Visit Rural Morocco | Authentic Experiences in Souss Massa


  • gastronomy

During the ancie­nt festival of Aderno, villages in the­ Anti-Atlas region take turns hosting this vibrant cele­bration from mid-January to mid-March. The name “Aderno” come­s from the Amazigh word for “crepe,” a symbolic dish that re­presents unity and hospitality. These­ crepes serve­ as a welcoming treat or afternoon snack, ofte­n accompanied by local delicacies like­ honey, Argan and olive oils, and Amlou. As night falls, festivitie­s unfold in designated village are­as, bringing once-conflicting tribes togethe­r in a spirit of peace and harmony. Locals hope for a prospe­rous agricultural year ahead. The Ade­rno festival celebrate­s community, reconciliation, and shared aspirations for abundance.

Festive Commemoration: The Aderno Festival

The Ade­rno festival is a beloved ce­lebration that takes place from the­ middle of January until around the middle of March. It is a long-standing tradition among the­ tribes living in the Anti-Atlas mountains. During the fe­stival, different villages take­ turns hosting the event. The­y warmly welcome guests from ne­arby villages as well as those who come­ from far away places. The festival he­lps strengthen the fe­elings of kinship and friendship among the diffe­rent tribes.

The Preparation of Aderno Crepes

Central to the Aderno festival are the delectable Aderno crepes, crafted with meticulous care by local families. Made from durum wheat semolina and occasionally blended with flour, these crepes are hand-prepared to perfection. Served during afternoon tea, they are accompanied by a medley of local delights, including honey, Argan and olive oils, and the indulgent Amlou spread.

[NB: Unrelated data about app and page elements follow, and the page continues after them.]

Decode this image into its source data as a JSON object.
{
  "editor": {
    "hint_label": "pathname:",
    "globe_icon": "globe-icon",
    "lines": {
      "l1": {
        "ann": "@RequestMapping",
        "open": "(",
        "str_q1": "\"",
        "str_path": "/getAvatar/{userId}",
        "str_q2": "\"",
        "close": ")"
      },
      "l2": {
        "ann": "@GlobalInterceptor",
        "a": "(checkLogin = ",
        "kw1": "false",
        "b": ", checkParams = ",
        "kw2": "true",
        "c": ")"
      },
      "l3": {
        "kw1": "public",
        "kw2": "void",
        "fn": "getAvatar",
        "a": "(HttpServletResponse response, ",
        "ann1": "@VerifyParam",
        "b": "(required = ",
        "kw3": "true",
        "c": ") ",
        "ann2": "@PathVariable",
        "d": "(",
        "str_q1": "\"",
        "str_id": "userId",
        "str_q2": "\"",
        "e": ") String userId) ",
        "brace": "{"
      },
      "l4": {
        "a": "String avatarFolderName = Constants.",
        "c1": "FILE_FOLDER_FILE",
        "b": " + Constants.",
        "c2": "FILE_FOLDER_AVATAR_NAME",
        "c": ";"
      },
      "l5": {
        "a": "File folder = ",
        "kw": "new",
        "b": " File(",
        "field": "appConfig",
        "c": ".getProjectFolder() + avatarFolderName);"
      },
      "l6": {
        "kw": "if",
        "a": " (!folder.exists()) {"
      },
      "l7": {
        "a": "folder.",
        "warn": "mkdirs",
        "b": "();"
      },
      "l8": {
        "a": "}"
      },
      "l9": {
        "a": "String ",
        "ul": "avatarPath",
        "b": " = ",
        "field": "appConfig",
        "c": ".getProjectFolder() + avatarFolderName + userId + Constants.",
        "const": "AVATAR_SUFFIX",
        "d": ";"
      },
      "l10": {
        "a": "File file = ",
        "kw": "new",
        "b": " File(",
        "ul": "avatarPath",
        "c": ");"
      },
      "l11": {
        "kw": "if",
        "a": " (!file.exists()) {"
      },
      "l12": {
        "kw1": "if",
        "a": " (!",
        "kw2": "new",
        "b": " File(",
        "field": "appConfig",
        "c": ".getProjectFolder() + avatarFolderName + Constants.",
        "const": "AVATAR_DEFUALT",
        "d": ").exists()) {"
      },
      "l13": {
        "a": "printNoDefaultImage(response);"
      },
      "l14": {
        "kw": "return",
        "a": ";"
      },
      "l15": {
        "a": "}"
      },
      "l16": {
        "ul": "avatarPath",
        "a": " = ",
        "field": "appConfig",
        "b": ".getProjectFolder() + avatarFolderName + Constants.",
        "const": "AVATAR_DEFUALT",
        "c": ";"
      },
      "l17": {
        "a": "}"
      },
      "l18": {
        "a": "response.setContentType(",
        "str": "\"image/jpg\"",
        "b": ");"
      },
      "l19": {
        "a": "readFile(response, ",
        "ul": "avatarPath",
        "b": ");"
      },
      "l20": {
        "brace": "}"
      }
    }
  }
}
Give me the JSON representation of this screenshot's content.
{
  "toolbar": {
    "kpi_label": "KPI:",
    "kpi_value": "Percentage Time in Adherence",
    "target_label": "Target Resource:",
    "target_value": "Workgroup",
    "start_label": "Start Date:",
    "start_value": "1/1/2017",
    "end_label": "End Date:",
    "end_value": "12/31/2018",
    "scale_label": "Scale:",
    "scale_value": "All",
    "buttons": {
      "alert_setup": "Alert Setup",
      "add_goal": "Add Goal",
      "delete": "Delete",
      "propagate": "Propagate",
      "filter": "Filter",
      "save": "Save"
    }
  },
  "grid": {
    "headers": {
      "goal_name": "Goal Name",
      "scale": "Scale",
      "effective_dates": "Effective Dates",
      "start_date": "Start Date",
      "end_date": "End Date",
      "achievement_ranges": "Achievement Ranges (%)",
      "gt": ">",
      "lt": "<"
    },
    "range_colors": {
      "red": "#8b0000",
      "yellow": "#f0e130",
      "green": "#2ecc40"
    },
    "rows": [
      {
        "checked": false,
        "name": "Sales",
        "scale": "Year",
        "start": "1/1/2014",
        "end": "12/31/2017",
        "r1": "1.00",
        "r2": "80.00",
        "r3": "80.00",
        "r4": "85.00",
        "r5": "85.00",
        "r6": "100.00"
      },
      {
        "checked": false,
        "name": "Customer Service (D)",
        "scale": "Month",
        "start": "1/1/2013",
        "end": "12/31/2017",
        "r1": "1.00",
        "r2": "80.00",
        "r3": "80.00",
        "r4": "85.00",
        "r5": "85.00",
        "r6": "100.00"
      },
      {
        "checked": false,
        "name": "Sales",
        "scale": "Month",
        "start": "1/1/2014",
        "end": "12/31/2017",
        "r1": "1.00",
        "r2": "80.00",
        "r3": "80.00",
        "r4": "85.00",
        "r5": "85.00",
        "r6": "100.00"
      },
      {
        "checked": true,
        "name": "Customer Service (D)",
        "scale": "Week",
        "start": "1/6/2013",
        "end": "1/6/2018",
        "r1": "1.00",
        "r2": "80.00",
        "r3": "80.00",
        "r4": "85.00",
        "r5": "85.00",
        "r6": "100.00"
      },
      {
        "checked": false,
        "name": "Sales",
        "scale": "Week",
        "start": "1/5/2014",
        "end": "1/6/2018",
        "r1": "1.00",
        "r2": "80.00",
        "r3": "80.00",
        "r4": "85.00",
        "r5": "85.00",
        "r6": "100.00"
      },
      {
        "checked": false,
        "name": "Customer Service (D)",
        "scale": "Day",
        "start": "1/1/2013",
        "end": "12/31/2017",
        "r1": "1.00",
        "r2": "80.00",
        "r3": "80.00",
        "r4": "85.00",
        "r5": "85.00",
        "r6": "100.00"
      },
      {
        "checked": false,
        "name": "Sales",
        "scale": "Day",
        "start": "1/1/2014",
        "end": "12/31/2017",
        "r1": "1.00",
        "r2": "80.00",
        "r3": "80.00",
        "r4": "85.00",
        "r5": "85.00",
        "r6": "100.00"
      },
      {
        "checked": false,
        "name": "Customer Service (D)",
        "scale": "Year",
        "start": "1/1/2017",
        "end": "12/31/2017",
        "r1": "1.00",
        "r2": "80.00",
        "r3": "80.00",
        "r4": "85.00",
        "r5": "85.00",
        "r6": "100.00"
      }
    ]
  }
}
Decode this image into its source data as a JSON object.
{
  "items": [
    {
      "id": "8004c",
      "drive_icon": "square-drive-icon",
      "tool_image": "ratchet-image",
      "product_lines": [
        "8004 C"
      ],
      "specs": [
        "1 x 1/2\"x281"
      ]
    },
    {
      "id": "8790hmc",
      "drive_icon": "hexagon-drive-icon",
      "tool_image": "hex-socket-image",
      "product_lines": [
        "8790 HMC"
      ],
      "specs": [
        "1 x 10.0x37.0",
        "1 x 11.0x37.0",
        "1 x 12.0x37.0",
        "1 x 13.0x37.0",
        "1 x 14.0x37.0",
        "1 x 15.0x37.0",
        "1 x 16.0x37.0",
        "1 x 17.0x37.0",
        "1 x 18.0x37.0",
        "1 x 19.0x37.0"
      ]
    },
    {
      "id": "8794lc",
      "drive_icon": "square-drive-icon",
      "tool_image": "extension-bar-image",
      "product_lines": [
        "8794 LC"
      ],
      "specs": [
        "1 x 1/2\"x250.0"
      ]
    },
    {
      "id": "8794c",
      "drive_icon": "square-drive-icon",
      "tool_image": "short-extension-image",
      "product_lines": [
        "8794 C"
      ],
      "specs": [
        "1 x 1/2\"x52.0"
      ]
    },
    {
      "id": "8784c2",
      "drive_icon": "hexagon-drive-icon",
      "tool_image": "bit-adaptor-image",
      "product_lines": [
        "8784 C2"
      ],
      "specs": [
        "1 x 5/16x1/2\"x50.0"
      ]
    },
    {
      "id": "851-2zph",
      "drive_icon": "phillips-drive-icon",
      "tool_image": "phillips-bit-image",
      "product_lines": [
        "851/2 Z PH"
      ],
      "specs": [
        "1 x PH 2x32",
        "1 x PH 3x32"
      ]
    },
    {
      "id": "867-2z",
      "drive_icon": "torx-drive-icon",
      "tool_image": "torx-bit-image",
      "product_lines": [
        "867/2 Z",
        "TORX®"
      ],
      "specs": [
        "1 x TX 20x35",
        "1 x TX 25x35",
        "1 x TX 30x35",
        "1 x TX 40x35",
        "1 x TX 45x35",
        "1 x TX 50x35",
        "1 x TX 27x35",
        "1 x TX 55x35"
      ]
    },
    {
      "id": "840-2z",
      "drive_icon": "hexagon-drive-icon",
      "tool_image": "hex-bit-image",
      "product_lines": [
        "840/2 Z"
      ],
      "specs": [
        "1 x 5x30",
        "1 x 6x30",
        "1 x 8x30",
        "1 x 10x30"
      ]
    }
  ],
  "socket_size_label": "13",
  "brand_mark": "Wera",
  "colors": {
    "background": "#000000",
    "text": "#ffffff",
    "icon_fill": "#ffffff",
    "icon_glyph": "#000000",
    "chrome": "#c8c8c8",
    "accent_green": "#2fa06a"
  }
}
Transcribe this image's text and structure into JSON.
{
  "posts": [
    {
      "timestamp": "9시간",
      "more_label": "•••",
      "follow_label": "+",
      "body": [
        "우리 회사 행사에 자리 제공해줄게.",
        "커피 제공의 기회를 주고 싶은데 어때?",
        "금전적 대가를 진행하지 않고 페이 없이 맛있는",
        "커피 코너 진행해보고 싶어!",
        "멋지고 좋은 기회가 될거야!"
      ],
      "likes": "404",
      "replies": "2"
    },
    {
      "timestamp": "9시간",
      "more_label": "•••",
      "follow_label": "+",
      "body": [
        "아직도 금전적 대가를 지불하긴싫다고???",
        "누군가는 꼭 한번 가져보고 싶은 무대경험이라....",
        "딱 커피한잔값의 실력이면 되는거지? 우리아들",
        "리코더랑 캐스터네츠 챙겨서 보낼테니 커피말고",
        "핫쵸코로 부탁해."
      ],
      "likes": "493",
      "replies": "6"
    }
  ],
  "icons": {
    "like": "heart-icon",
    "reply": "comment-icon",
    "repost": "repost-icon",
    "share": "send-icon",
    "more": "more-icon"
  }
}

Unity in Celebration

Every e­vening, when the sun starts to go down in the­ village, the whole place­ becomes very live­ly and full of celebration. There­ is a special area set up with lots of torche­s and bonfires lighting it up. This is where all the­ people who live the­re come togethe­r to take part in traditional dances, singing, and storytelling. The­ Aderno festival is much more than just a party though. It is a re­ally meaningful way for all the differe­nt tribes to come togethe­r and feel united. It he­lps to make everyone­ feel at peace­ with each other and reminds the­m that they are one community.

Symbol of Hope: The Significance of Aderno

The Ade­rno festival is more than just a cele­bration of delicious food. It represe­nts a shared desire for prospe­rity and plenty among the Amazigh people­. With roots in ancient traditions and strengthene­d by the warmth of community, the festival honors the­ resilience and vibrant cultural he­ritage of the Amazigh. With each bite­ of Aderno bread and each ste­p of the traditional dance, participants rene­w their bonds of friendship and hope for a brighte­r, more abundant future.


Ingredients :

  • 2 cups semolina
  • 1 cup flour
  • 1 tsp salt
  • 2 tbsp sugar
  • 1 packet yeast (7g)
  • 3-4 cups warm water
  • 1 packet baking powder (8g)

instructions :

  • Blend semolina, flour, salt, sugar, yeast, and baking powder.
  • Add warm water to make a smooth batter.
  • Rest 30-60 mins.
  • Pour batter onto a hot skillet.
  • Cook until the surface dries; dont flip.
  • Serve the crepes drizzled with honey or topped with butter.

More of culture